Evil can only be overcome by force. That’s the hard lesson the United States is learning as it leads another coalition to move into the Middle East to destroy another Hydra-headed monster. ISIS is a manifestation of evil that should teach us a vital lesson about dealing with evil in today’s world.
Despite wishful thinking on the part of President Barack Obama, the threat of Islamic terror from the Middle East has not disappeared. The beheadings of innocent civilians plastered across social media finally moved him to action intended to “degrade and destroy” ISIS. He, who a year ago drew a line in the sand with Syrian President Assad on that dictator’s atrocities, and then retreated. Evil does not respect weakness.
Evil is not appeased. It moves relentlessly toward its goal and will not cease until it consumes and destroys. ISIS is this moment’s face of evil. Shrouded in a black mask, holding a long knife in one hand and the head of a victim in another, the figure stands against the barren desert backdrop.
This is evil today and it strikes terror in the heart of all who love freedom and life.
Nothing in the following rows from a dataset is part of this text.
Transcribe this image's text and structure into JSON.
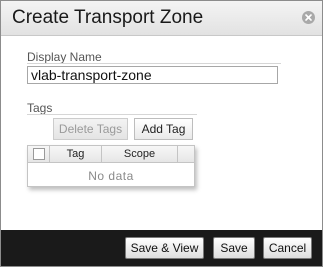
{
  "dialog": {
    "title": "Create Transport Zone",
    "close_icon": "close-circle-icon"
  },
  "form": {
    "display_name_label": "Display Name",
    "display_name_value": "vlab-transport-zone",
    "tags_label": "Tags",
    "delete_tags_label": "Delete Tags",
    "delete_tags_enabled": false,
    "add_tag_label": "Add Tag"
  },
  "tags_grid": {
    "columns": [
      "Tag",
      "Scope"
    ],
    "empty_text": "No data"
  },
  "footer": {
    "save_view_label": "Save & View",
    "save_label": "Save",
    "cancel_label": "Cancel"
  }
}
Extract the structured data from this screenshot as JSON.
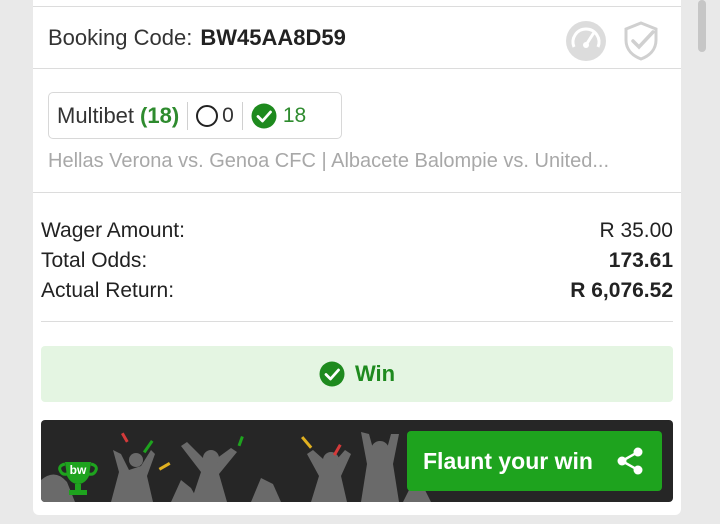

This kind of evil does not respect any life it cannot control according to its own fanatical ideology. In the end it will consume even its own followers.
Airstrikes alone will not do the job. Evil can burrow underground and wait out the bombs from the sky only to emerge afterwards and live to work another day. Experience has proven it will take combat troops to root out and destroy this kind of enemy. Boots on the ground will have to be used.
I have been thinking about this scenario with ISIS in connection with the biblical festival the Day of Atonement. Oct. 4 this year is the observance of this solemn day of fasting and reflection. The Day of Atonement for a Christian teaches two critical facts. The first is that Jesus Christ through His death delivers the means by which humans can be reconciled to God. One sacrifice for all time makes this possible.
Secondly, the Day of Atonement shows us the source of all evil in today’s world: Satan the Devil, who exists as a real being of unimaginable deception and evil. When Christians fast on the Day of Atonement, they are doing the one biblical discipline that can overcome, defeat and destroy evil. Fasting on the Day of Atonement is a Christian’s “boots on the ground” offensive against spiritual wickedness.
We would like to think we could take a holiday from overcoming sin and the pressures of a world not exactly dialed into the God of the Bible. But we can’t. We have to draw our own line in the sand with this world’s culture and values. “Do not love the world or the things in the world. If anyone loves the world, the love of the Father is not in him” (1 John 2:15). We cannot appease evil.
We cannot pretend with wishful thinking we live in a world perfectly tailored to produce peace, security and freedom. We don’t.
Spiritually we are engaged in a struggle “against principalities…powers…rulers of the darkness of this age…spiritual hosts of wickedness in heavenly places” (Ephesians 5:12). This battle rages daily whether we know it or not. If we don’t see it, it is proof we are victims of the deception Satan has woven upon mankind. Western leaders like President Obama have “wished” away Islamic terror. Recent events show the folly of such actions. Evil of this nature can only be defeated by determined force.
The Day of Atonement gives us the key to defeat our enemy: Jesus Christ in us giving us the power of God’s Holy Spirit to resist and overcome sin, evil and Satan’s nature. When we fast we connect to God at a deeper level with this power, and thereby break the hold that Satan can employ on us individually. Fasting humbles us and allows God’s grace to work powerfully in us. Fasting is a means of submitting to God. When we do this we resist Satan and his hold is removed. “Draw near to God and He will draw near to you” (James 4:6-8).
We are living in dangerous times with daily reminders of a very real spiritual battle going on around us. God’s festivals show us the hope we have as we face these challenges. May the Day of Atonement sharpen our understanding of the great power of God.